Once heroin reaches the brain, the brain converts it to the pain killer morphine. Along the way, some chemicals found within the drug can have additional effects on the body. However, some of those will vary depending on the chemical mixture of the synthetic drug. However, upon being converted into morphine, it will then bind to opioid receptors within the body. When binding to pain receptors, the body either doesn’t feel pain at all, or there is a significant numbing of pain. The rush you experience from heroin is due to this rapid conversion on the opioid receptors. As heroin works quickly, many of the short-term side effects happen within moments of taking the drug.
What Are Short-Term Heroin Side Effects
While everyone experiences drug consumption in different ways, an individual taking heroin will most likely experience some, if not all, of these short-term side effects.
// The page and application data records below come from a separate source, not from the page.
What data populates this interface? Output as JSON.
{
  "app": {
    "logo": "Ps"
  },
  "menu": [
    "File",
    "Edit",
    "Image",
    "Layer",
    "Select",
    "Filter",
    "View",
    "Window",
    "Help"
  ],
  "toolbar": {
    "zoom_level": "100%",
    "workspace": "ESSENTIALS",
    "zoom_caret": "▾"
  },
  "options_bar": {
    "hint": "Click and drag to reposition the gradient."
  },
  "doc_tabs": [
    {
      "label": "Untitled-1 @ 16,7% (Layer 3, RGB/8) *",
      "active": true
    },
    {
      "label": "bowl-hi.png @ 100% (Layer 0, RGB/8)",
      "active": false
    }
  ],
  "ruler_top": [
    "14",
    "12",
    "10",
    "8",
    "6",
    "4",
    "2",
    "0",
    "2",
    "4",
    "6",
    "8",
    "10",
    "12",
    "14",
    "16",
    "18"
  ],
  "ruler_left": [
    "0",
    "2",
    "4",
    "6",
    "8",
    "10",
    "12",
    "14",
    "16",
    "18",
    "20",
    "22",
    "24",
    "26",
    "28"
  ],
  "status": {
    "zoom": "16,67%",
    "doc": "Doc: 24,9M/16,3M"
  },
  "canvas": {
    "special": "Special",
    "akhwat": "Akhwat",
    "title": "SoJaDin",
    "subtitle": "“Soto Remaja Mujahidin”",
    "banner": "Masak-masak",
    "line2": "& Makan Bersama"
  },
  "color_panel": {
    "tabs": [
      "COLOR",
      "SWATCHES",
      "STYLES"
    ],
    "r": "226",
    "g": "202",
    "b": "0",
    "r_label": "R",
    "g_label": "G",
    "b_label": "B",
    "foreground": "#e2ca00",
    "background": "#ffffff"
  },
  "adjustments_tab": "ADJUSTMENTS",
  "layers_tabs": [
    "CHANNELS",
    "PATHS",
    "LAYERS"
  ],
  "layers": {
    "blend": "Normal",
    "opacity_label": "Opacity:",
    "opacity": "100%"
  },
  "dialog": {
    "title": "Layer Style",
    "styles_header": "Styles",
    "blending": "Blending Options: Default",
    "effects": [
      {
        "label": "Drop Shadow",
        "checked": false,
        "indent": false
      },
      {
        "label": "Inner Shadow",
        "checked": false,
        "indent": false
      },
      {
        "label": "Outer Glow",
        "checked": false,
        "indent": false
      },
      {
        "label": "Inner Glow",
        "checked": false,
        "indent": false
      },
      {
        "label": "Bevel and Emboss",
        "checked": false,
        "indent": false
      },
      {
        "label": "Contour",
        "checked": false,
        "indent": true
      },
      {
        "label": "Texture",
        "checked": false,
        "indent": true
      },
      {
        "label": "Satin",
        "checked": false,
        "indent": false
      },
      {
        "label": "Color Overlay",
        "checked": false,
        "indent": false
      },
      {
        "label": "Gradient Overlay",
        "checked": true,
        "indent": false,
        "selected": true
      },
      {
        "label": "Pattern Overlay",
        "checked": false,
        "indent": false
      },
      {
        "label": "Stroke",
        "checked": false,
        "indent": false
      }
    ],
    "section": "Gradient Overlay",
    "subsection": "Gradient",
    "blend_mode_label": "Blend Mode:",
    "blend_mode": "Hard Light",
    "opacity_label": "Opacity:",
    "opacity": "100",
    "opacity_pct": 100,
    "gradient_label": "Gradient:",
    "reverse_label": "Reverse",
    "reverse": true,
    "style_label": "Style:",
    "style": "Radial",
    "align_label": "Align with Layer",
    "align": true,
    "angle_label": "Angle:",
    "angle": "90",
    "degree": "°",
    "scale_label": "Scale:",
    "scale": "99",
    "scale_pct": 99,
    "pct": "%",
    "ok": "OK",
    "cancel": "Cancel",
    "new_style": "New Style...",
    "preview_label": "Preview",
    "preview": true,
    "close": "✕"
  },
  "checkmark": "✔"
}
Some of these effects include:
- Dry mouth
- Extremities often feel extremely heavy
- Severe itching
- Vomiting and nausea
These effects may happen right away. Many people who have taken heroin for months, if not years, regularly will have odd scars on their arms. One of the reasons behind this is due to the itching they experience. To some, it can feel like bugs under the skin, so picking at small areas of the body may happen. Vomiting and nausea are more common for first-time users, and when using a different chemical combination.
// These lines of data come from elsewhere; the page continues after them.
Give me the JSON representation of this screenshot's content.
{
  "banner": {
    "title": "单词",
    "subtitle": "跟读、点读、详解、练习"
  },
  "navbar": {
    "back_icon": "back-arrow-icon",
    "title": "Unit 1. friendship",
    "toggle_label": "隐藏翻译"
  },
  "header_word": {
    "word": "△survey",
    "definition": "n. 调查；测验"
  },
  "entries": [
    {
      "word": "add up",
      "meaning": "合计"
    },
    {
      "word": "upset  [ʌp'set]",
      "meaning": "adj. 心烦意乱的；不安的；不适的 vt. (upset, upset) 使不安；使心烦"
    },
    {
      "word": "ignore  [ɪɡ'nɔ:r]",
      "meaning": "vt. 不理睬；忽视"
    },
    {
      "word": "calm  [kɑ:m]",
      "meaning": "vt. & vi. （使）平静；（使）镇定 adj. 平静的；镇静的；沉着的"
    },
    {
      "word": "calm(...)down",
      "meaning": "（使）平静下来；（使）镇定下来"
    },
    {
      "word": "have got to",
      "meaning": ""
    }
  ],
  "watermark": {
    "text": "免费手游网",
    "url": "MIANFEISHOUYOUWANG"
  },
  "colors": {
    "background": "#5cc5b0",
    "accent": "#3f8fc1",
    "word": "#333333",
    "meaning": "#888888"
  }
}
After the initial effects, there are short-term side effects that happen over the hours after consumption, including:
- Slow heart function
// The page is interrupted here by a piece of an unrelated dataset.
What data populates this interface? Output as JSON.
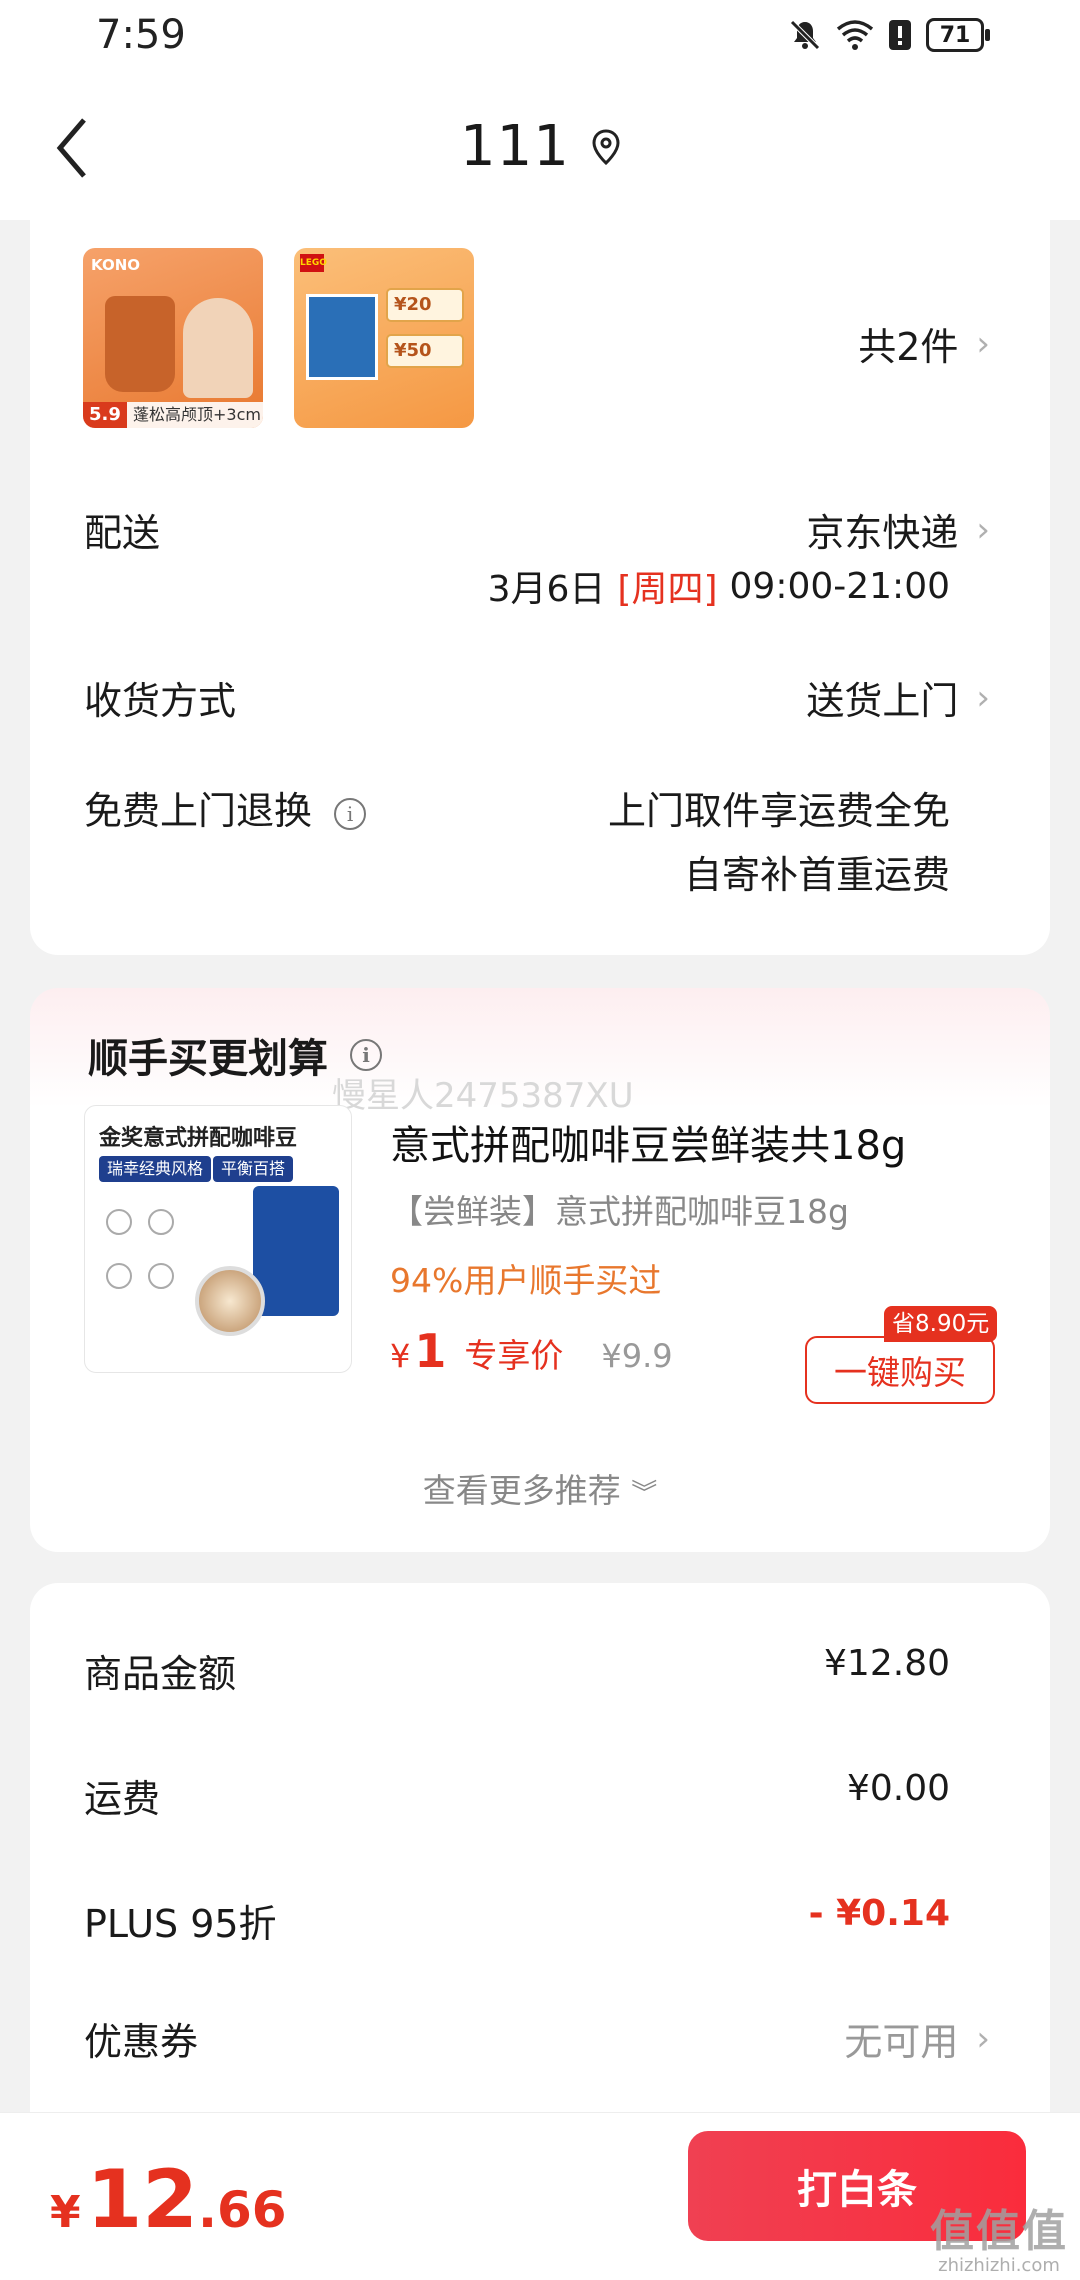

- Mental cloud
- Slow breathing
In some instances, the slowed heart function and slowed breathing can become life-threatening.
Long-Term Side Effects
Over time there are more extreme long-term heroin side effects. The effects happen both within the body during continued use and in the form of withdrawal symptoms. Some of the long-term results include:
- Deterioration of the brain’s white matter
- Established dependence on the drug
Degradation of the brain’s white matter will affect a person’s decision-making. It makes it difficult to regulate any behavior or how someone responds to certain stressful situations. Heroin addicts often are unable to control what they say or how they respond to even the smallest change in what’s going on around them.
Because the body forms a dependence on the drug, any withdrawal (which may occur after just a few hours) will lead to many withdrawal symptoms, including diarrhea, bone pain, restlessness, cold flashes, and others.
A Life-Changing Phone Call
Beating an addiction can be a challenge. But that doesn’t mean you need to do it alone. A single phone call to Northern Illinois Recovery is all it takes. Our staff treats several addictions, including heroin addiction. This way, we know what to expect and can help improve your chances of a successful detox and rehab stay.
Licensed Physician and Surgeon
Dr. Beth Dunlap, a board-certified addiction medicine and family medicine physician, and is the medical director at Northern Illinois Recovery Center. She is responsible for overseeing all the integrated medical services at both campuses. Beth completed medical school, residency, and fellowship at Northwestern University, where she continues to serve on the faculty as a member of the Department of Family and Community Medicine. She has extensive experience in addiction medicine at all levels of care, and her clinical interests include integrated primary care and addiction medicine, harm reduction, and medication-assisted treatment.